Barefoot Conservation meets Head of Tourism for Raja Ampat

Mr Yusdi seemed to be very excited about Barefoot Conservation and he even arranged a meeting with the Major of Raja Ampat, Drs Marcus Wanma M.Si.We never expected such a meeting would take place so soon but since it was already planned (and it would be rude to say no to the major), we agreed to see him on the following week.

On the day of the meeting with the major, we put on our smart outfit which meant Barefoot T-shirt, trousers and shoes! Mr Yusdi greeted us and introduced us to the Head of the Homestay Association, Mr Paulus.  After a brief conversation and a quick contact exchange, Mr Paulus left and the rest of us walked to the major’s office which was located just outside his office building. As soon as we entered the major’s room, we could feel a sense of power there. Massive room with classy furniture and carpeted floor welcomed us. Not to mention the gigantic statue of Jesus giving his blessings and plasma TV!
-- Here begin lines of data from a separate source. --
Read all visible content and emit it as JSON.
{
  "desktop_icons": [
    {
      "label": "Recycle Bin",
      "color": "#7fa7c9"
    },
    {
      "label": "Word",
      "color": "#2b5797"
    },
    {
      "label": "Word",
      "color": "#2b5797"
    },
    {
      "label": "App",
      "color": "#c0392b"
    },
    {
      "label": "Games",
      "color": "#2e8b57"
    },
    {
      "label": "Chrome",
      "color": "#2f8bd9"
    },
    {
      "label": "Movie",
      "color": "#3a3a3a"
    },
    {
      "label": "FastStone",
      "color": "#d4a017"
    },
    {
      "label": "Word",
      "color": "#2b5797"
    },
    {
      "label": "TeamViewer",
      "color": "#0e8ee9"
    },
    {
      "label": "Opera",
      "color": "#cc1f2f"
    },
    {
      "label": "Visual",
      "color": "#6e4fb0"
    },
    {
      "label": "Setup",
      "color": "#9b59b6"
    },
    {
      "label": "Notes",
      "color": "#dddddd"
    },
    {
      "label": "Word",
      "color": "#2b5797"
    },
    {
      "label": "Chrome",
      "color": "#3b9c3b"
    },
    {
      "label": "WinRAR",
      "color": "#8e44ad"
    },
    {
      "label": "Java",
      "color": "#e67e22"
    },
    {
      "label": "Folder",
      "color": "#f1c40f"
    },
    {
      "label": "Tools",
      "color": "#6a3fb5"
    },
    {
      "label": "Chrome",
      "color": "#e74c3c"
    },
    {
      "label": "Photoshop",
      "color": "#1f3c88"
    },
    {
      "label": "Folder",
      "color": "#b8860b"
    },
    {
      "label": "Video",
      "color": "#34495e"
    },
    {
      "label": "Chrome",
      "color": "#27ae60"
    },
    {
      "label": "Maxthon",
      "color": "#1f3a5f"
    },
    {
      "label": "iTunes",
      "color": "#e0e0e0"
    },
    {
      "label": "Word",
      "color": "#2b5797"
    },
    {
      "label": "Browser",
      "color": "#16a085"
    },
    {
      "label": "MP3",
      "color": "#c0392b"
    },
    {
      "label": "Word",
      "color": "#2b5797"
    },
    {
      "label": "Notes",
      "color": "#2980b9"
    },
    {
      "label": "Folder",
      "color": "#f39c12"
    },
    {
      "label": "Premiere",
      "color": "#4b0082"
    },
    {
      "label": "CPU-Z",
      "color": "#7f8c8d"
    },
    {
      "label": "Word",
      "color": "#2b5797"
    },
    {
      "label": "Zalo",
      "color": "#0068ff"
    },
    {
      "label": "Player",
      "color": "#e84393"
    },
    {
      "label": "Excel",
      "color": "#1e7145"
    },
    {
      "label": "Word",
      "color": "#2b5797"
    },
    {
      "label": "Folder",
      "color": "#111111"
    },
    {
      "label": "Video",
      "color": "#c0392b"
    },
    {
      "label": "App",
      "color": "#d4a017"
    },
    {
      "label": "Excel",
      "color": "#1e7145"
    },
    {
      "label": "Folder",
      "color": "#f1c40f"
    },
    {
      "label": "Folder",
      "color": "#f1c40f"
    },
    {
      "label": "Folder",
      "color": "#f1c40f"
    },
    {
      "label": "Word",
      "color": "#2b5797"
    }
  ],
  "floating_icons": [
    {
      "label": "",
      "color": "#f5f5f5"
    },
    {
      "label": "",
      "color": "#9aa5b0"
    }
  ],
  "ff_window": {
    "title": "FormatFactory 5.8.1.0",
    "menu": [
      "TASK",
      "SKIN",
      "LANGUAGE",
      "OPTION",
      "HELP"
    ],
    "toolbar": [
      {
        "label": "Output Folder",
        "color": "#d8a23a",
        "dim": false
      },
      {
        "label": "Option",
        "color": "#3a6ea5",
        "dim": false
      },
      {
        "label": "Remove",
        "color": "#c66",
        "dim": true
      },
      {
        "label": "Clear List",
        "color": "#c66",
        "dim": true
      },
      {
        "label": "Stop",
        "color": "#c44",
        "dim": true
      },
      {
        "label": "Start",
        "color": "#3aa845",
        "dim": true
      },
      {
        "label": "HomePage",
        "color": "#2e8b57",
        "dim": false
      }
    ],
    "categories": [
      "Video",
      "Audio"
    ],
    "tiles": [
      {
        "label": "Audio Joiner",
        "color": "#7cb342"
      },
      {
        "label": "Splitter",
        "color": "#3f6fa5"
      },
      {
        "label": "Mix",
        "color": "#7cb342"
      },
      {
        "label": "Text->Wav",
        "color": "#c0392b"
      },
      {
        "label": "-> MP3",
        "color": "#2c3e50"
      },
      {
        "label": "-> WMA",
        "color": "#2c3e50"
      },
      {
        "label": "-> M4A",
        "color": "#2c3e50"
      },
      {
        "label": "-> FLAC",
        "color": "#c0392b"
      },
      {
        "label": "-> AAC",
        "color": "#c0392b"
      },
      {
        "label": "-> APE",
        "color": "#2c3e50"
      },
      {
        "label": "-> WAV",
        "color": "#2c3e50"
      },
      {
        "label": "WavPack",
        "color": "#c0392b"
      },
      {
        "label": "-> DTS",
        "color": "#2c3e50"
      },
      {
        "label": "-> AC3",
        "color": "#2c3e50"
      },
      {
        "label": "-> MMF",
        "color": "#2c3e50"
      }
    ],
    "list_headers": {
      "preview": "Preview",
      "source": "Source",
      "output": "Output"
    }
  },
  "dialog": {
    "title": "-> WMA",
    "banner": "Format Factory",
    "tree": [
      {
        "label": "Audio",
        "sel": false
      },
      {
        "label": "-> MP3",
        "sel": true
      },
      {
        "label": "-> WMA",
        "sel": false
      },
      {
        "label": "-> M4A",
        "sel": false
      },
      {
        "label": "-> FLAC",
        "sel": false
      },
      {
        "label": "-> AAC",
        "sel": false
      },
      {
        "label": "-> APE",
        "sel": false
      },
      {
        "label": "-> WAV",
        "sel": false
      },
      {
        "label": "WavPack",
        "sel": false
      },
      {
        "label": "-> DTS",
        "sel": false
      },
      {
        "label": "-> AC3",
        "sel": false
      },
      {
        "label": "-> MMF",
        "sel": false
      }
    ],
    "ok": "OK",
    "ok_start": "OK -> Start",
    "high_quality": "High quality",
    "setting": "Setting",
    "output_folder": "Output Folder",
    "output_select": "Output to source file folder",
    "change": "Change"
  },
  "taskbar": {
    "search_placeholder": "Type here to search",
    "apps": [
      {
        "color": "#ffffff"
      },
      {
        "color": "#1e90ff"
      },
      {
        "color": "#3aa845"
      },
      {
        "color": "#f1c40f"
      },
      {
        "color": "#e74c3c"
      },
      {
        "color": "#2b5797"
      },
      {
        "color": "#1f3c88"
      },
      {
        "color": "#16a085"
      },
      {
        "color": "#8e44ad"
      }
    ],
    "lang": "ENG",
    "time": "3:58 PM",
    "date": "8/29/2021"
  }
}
Mr Yusdi nervously introduced us to the major right away and we got to business. Simon then gave a short presentation on the missions of Barefoot Conservation. We essentially stated that we are here to help the community in many different aspects such as education, health services, diving safety, and conservation while still learning the culture and custom of the Papuan community. We also mentioned that the participation of stakeholders is the key to the success of our projects. The major accepted Barefoot Conservation, welcomed us to the region and gave his approval to start running our projects.

Barefoot Conservation meets the mayor of Raja Ampat

Both the major and Mr Yusdi eagerly offered their full support with our work and arranged to write us a letter of recommendation. We then said goodbye after taking some pictures to mark the event.

New Project Site

Barefoot Conservation is proud to announce a new project site for our Marine Conservation and Community awareness project in Indonesia. 

Our new project site is located right in the heart of the Coral Triangle in an area know as Raja Ampat. Situated off the coast of Western Papua in the east of Indonesia, this truly is a diving paradise and an epicenter of marine biodiversity.

The archipelago of Raja Ampat, or "Four Kings", is made up of over 1500 small islands and cays, although only 35 of them are inhabited including the four main islands, or ‘Kings’, of Misool, Salawati, Batanta, and Waigeo. 

Raja Ampat’s unique position on the cusp of two oceans; the Indian and Pacific, is to thank for the areas incredible biodiversity. Powerful deep-sea currents sweep nutrients into Raja Ampat’s eager reefs, the life source for it’s booming populations. The same currents carry the regions larvae across the oceans to repopulate reefs in other parts of the ocean.   This area’s importance to marine conservation extends far beyond its tropical borders.